(SOURCE DATA begins)

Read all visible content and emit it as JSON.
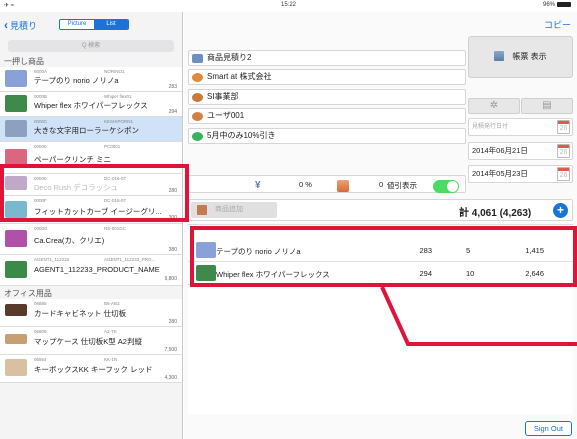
{
  "status": {
    "left": "✈ ≈",
    "time": "15:22",
    "battery": "96%"
  },
  "left": {
    "back_label": "見積り",
    "seg": [
      "Picture",
      "List"
    ],
    "search_placeholder": "Q 検索",
    "categories": {
      "cat1": "一押し商品",
      "cat2": "オフィス用品"
    },
    "items": [
      {
        "code": "0000A",
        "maker": "NORINO1",
        "name": "テープのり norio ノリノa",
        "price": "283",
        "color": "#8aa0d8"
      },
      {
        "code": "0000B",
        "maker": "Whiper flex01",
        "name": "Whiper flex ホワイパーフレックス",
        "price": "294",
        "color": "#3f8a4a"
      },
      {
        "code": "0000C",
        "maker": "KESHIPORN1",
        "name": "大きな文字用ローラーケシポン",
        "price": "",
        "color": "#8ea0c0"
      },
      {
        "code": "00000",
        "maker": "PC0001",
        "name": "ペーパークリンチ ミニ",
        "price": "493",
        "color": "#d9677f"
      },
      {
        "code": "00000",
        "maker": "DC-016-07",
        "name": "Deco Rush デコラッシュ",
        "price": "280",
        "color": "#c0a8c8"
      },
      {
        "code": "0000F",
        "maker": "DC-016-07",
        "name": "フィットカットカーブ イージーグリ...",
        "price": "300",
        "color": "#7ab8d0"
      },
      {
        "code": "0000G",
        "maker": "NS-001GC",
        "name": "Ca.Crea(カ、クリエ)",
        "price": "380",
        "color": "#b050a8"
      },
      {
        "code": "AGENT1_112233",
        "maker": "AGENT1_112233_PRO...",
        "name": "AGENT1_112233_PRODUCT_NAME",
        "price": "9,800",
        "color": "#3a8a48"
      },
      {
        "code": "06885",
        "maker": "B6-AB3",
        "name": "カードキャビネット 仕切板",
        "price": "280",
        "color": "#5a3a2a"
      },
      {
        "code": "06805",
        "maker": "A2-TK",
        "name": "マップケース 仕切板K型 A2判縦",
        "price": "7,500",
        "color": "#c8a070"
      },
      {
        "code": "06954",
        "maker": "KK-1N",
        "name": "キーボックスKK キーフック レッド",
        "price": "4,300",
        "color": "#d8c0a0"
      }
    ]
  },
  "right": {
    "copy_label": "コピー",
    "fields": {
      "title": "商品見積り2",
      "company": "Smart at 株式会社",
      "department": "SI事業部",
      "user": "ユーザ001",
      "campaign": "5月中のみ10%引き"
    },
    "report_button": "帳票 表示",
    "issue_date_placeholder": "見積発行日付",
    "cal_day": "26",
    "date1": "2014年06月21日",
    "date2": "2014年05月23日",
    "discount": {
      "yen_value": "0 %",
      "pct_value": "0",
      "label": "値引表示"
    },
    "add_label": "商品追加",
    "total": "計 4,061 (4,263)",
    "lines": [
      {
        "name": "テープのり norio ノリノa",
        "price": "283",
        "qty": "5",
        "amount": "1,415",
        "color": "#8aa0d8"
      },
      {
        "name": "Whiper flex ホワイパーフレックス",
        "price": "294",
        "qty": "10",
        "amount": "2,646",
        "color": "#3f8a4a"
      }
    ],
    "signout": "Sign Out"
  },
  "colors": {
    "accent": "#1a74d8",
    "highlight": "#e0133a",
    "toggle_on": "#4cd964"
  }
}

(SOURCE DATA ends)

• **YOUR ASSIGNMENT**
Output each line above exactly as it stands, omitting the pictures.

• **WRITTEN RESPONSE**
Read all visible content and emit it as JSON.
{
  "status": {
    "left": "✈ ≈",
    "time": "15:22",
    "battery": "96%"
  },
  "left": {
    "back_label": "見積り",
    "seg": [
      "Picture",
      "List"
    ],
    "search_placeholder": "Q 検索",
    "categories": {
      "cat1": "一押し商品",
      "cat2": "オフィス用品"
    },
    "items": [
      {
        "code": "0000A",
        "maker": "NORINO1",
        "name": "テープのり norio ノリノa",
        "price": "283",
        "color": "#8aa0d8"
      },
      {
        "code": "0000B",
        "maker": "Whiper flex01",
        "name": "Whiper flex ホワイパーフレックス",
        "price": "294",
        "color": "#3f8a4a"
      },
      {
        "code": "0000C",
        "maker": "KESHIPORN1",
        "name": "大きな文字用ローラーケシポン",
        "price": "",
        "color": "#8ea0c0"
      },
      {
        "code": "00000",
        "maker": "PC0001",
        "name": "ペーパークリンチ ミニ",
        "price": "493",
        "color": "#d9677f"
      },
      {
        "code": "00000",
        "maker": "DC-016-07",
        "name": "Deco Rush デコラッシュ",
        "price": "280",
        "color": "#c0a8c8"
      },
      {
        "code": "0000F",
        "maker": "DC-016-07",
        "name": "フィットカットカーブ イージーグリ...",
        "price": "300",
        "color": "#7ab8d0"
      },
      {
        "code": "0000G",
        "maker": "NS-001GC",
        "name": "Ca.Crea(カ、クリエ)",
        "price": "380",
        "color": "#b050a8"
      },
      {
        "code": "AGENT1_112233",
        "maker": "AGENT1_112233_PRO...",
        "name": "AGENT1_112233_PRODUCT_NAME",
        "price": "9,800",
        "color": "#3a8a48"
      },
      {
        "code": "06885",
        "maker": "B6-AB3",
        "name": "カードキャビネット 仕切板",
        "price": "280",
        "color": "#5a3a2a"
      },
      {
        "code": "06805",
        "maker": "A2-TK",
        "name": "マップケース 仕切板K型 A2判縦",
        "price": "7,500",
        "color": "#c8a070"
      },
      {
        "code": "06954",
        "maker": "KK-1N",
        "name": "キーボックスKK キーフック レッド",
        "price": "4,300",
        "color": "#d8c0a0"
      }
    ]
  },
  "right": {
    "copy_label": "コピー",
    "fields": {
      "title": "商品見積り2",
      "company": "Smart at 株式会社",
      "department": "SI事業部",
      "user": "ユーザ001",
      "campaign": "5月中のみ10%引き"
    },
    "report_button": "帳票 表示",
    "issue_date_placeholder": "見積発行日付",
    "cal_day": "26",
    "date1": "2014年06月21日",
    "date2": "2014年05月23日",
    "discount": {
      "yen_value": "0 %",
      "pct_value": "0",
      "label": "値引表示"
    },
    "add_label": "商品追加",
    "total": "計 4,061 (4,263)",
    "lines": [
      {
        "name": "テープのり norio ノリノa",
        "price": "283",
        "qty": "5",
        "amount": "1,415",
        "color": "#8aa0d8"
      },
      {
        "name": "Whiper flex ホワイパーフレックス",
        "price": "294",
        "qty": "10",
        "amount": "2,646",
        "color": "#3f8a4a"
      }
    ],
    "signout": "Sign Out"
  },
  "colors": {
    "accent": "#1a74d8",
    "highlight": "#e0133a",
    "toggle_on": "#4cd964"
  }
}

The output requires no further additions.